DATA LISTING =
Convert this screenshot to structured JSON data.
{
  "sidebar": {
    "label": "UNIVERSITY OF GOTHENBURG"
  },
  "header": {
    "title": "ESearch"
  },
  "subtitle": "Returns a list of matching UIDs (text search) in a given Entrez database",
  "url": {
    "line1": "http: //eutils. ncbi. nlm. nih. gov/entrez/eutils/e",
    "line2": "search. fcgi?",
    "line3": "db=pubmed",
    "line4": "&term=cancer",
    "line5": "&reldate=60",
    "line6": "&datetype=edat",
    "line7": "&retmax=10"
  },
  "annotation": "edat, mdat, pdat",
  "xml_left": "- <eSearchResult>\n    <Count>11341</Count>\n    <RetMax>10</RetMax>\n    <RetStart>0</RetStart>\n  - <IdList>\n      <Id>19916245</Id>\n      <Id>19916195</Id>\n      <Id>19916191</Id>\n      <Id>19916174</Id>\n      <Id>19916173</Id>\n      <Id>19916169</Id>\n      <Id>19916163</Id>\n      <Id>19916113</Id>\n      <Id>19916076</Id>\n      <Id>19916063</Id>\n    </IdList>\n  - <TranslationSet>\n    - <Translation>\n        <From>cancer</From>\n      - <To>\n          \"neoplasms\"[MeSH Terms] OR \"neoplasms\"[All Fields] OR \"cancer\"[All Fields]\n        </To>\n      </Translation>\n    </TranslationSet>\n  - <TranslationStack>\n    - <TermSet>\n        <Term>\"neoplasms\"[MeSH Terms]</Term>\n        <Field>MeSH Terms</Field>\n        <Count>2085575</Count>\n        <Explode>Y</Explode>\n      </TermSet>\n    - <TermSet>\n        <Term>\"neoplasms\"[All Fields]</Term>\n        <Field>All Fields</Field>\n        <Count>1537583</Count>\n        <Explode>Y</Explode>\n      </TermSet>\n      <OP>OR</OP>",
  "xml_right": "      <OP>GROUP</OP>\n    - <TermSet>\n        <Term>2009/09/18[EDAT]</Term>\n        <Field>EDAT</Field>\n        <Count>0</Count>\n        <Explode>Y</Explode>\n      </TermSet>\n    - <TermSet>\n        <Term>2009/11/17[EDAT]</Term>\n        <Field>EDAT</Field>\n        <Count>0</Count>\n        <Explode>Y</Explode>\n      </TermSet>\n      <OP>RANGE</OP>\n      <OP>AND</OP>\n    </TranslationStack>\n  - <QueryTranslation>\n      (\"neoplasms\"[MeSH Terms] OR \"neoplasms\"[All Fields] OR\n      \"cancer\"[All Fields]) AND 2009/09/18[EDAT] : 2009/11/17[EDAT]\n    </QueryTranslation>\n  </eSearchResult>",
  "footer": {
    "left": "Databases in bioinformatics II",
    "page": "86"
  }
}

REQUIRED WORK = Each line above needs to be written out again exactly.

ANSWER SPACE =
Convert this screenshot to structured JSON data.
{
  "sidebar": {
    "label": "UNIVERSITY OF GOTHENBURG"
  },
  "header": {
    "title": "ESearch"
  },
  "subtitle": "Returns a list of matching UIDs (text search) in a given Entrez database",
  "url": {
    "line1": "http: //eutils. ncbi. nlm. nih. gov/entrez/eutils/e",
    "line2": "search. fcgi?",
    "line3": "db=pubmed",
    "line4": "&term=cancer",
    "line5": "&reldate=60",
    "line6": "&datetype=edat",
    "line7": "&retmax=10"
  },
  "annotation": "edat, mdat, pdat",
  "xml_left": "- <eSearchResult>\n    <Count>11341</Count>\n    <RetMax>10</RetMax>\n    <RetStart>0</RetStart>\n  - <IdList>\n      <Id>19916245</Id>\n      <Id>19916195</Id>\n      <Id>19916191</Id>\n      <Id>19916174</Id>\n      <Id>19916173</Id>\n      <Id>19916169</Id>\n      <Id>19916163</Id>\n      <Id>19916113</Id>\n      <Id>19916076</Id>\n      <Id>19916063</Id>\n    </IdList>\n  - <TranslationSet>\n    - <Translation>\n        <From>cancer</From>\n      - <To>\n          \"neoplasms\"[MeSH Terms] OR \"neoplasms\"[All Fields] OR \"cancer\"[All Fields]\n        </To>\n      </Translation>\n    </TranslationSet>\n  - <TranslationStack>\n    - <TermSet>\n        <Term>\"neoplasms\"[MeSH Terms]</Term>\n        <Field>MeSH Terms</Field>\n        <Count>2085575</Count>\n        <Explode>Y</Explode>\n      </TermSet>\n    - <TermSet>\n        <Term>\"neoplasms\"[All Fields]</Term>\n        <Field>All Fields</Field>\n        <Count>1537583</Count>\n        <Explode>Y</Explode>\n      </TermSet>\n      <OP>OR</OP>",
  "xml_right": "      <OP>GROUP</OP>\n    - <TermSet>\n        <Term>2009/09/18[EDAT]</Term>\n        <Field>EDAT</Field>\n        <Count>0</Count>\n        <Explode>Y</Explode>\n      </TermSet>\n    - <TermSet>\n        <Term>2009/11/17[EDAT]</Term>\n        <Field>EDAT</Field>\n        <Count>0</Count>\n        <Explode>Y</Explode>\n      </TermSet>\n      <OP>RANGE</OP>\n      <OP>AND</OP>\n    </TranslationStack>\n  - <QueryTranslation>\n      (\"neoplasms\"[MeSH Terms] OR \"neoplasms\"[All Fields] OR\n      \"cancer\"[All Fields]) AND 2009/09/18[EDAT] : 2009/11/17[EDAT]\n    </QueryTranslation>\n  </eSearchResult>",
  "footer": {
    "left": "Databases in bioinformatics II",
    "page": "86"
  }
}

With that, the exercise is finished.